* REQUIREMENT:
From the entries below, please gather each line containing the string "Competitive".

Saved entries:
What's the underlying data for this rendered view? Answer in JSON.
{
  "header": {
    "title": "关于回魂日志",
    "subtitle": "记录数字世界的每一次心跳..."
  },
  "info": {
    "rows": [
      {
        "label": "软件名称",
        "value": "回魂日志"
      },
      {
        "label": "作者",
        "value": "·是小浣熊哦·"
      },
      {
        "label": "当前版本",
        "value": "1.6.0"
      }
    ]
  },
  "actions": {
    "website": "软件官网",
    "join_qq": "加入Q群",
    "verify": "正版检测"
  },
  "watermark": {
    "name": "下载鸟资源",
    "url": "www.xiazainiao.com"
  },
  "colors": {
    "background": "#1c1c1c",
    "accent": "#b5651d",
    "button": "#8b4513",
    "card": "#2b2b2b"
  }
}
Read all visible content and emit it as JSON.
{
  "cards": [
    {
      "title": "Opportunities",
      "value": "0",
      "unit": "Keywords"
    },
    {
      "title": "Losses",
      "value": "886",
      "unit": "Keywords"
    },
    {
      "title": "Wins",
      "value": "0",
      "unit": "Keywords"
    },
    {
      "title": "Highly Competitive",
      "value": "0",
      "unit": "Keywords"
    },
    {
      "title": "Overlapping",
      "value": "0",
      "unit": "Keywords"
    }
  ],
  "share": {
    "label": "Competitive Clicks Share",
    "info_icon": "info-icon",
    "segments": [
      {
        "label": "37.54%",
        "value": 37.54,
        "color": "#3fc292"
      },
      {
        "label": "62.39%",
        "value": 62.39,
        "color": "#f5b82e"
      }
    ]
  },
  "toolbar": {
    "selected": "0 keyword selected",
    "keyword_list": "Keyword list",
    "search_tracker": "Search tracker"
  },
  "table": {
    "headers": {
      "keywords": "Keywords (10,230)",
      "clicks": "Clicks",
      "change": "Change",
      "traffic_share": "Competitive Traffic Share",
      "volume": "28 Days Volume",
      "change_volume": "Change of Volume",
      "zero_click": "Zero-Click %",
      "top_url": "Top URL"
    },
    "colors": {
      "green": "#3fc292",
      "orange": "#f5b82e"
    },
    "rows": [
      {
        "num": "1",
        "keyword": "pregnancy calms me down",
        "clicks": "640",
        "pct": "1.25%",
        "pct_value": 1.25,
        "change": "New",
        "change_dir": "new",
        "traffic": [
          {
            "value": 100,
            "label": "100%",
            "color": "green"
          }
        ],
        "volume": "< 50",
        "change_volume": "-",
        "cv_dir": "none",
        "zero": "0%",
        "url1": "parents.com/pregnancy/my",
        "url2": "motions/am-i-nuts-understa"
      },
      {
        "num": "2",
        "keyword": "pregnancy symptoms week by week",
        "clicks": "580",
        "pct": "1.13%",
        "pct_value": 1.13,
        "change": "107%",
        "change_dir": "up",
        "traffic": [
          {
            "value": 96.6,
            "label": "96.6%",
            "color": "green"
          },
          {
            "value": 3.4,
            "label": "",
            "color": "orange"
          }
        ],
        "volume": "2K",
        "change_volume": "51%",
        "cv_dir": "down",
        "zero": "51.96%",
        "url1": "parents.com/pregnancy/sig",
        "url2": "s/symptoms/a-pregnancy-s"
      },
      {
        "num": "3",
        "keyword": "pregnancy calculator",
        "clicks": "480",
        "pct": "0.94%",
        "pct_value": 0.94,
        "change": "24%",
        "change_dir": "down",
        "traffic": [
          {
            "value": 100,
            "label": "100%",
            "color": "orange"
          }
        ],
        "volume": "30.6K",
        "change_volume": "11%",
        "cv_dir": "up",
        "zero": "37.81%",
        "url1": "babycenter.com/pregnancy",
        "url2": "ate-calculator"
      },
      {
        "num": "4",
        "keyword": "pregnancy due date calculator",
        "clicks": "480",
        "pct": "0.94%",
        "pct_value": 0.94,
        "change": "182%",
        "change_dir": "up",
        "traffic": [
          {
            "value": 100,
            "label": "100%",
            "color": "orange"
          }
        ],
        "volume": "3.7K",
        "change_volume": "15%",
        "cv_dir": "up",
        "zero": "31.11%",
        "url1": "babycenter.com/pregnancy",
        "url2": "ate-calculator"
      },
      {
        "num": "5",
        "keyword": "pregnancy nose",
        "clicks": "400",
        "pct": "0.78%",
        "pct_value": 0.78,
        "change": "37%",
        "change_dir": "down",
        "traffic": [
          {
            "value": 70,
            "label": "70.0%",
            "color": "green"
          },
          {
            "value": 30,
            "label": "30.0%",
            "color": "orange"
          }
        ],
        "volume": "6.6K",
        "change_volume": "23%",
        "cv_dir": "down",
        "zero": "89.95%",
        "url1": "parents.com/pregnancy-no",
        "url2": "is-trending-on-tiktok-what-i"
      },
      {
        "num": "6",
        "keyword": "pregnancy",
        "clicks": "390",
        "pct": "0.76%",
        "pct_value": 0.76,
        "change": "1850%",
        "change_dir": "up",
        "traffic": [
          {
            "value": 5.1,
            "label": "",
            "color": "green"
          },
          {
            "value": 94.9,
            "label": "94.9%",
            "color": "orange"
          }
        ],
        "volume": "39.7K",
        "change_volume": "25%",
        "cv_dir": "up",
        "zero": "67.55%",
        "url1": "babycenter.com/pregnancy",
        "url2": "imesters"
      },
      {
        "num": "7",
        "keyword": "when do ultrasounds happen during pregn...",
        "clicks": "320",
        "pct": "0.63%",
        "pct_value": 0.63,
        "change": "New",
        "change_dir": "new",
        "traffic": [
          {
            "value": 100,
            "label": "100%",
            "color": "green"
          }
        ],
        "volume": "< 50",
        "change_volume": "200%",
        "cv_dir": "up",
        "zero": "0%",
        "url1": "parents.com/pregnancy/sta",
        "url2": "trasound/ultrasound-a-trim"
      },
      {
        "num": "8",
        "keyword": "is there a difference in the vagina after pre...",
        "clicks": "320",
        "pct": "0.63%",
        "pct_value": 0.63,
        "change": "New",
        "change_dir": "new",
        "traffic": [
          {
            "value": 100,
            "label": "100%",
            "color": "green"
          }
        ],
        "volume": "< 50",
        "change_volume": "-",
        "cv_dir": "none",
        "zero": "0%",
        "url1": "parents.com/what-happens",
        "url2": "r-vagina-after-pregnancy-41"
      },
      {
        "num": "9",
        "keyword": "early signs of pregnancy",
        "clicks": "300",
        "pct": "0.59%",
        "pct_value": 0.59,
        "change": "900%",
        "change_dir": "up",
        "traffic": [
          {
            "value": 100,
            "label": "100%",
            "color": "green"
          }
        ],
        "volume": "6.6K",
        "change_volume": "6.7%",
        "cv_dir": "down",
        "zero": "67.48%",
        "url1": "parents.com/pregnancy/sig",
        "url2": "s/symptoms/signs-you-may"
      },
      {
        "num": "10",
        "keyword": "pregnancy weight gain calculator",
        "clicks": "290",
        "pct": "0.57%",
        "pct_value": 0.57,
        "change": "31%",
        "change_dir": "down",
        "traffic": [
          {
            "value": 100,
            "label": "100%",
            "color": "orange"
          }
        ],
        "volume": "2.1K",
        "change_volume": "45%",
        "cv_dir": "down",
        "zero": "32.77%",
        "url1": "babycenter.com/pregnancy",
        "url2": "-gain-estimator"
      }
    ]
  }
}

* SOLUTION FOR THIS EXERCISE:
      "title": "Highly Competitive",
    "label": "Competitive Clicks Share",
      "traffic_share": "Competitive Traffic Share",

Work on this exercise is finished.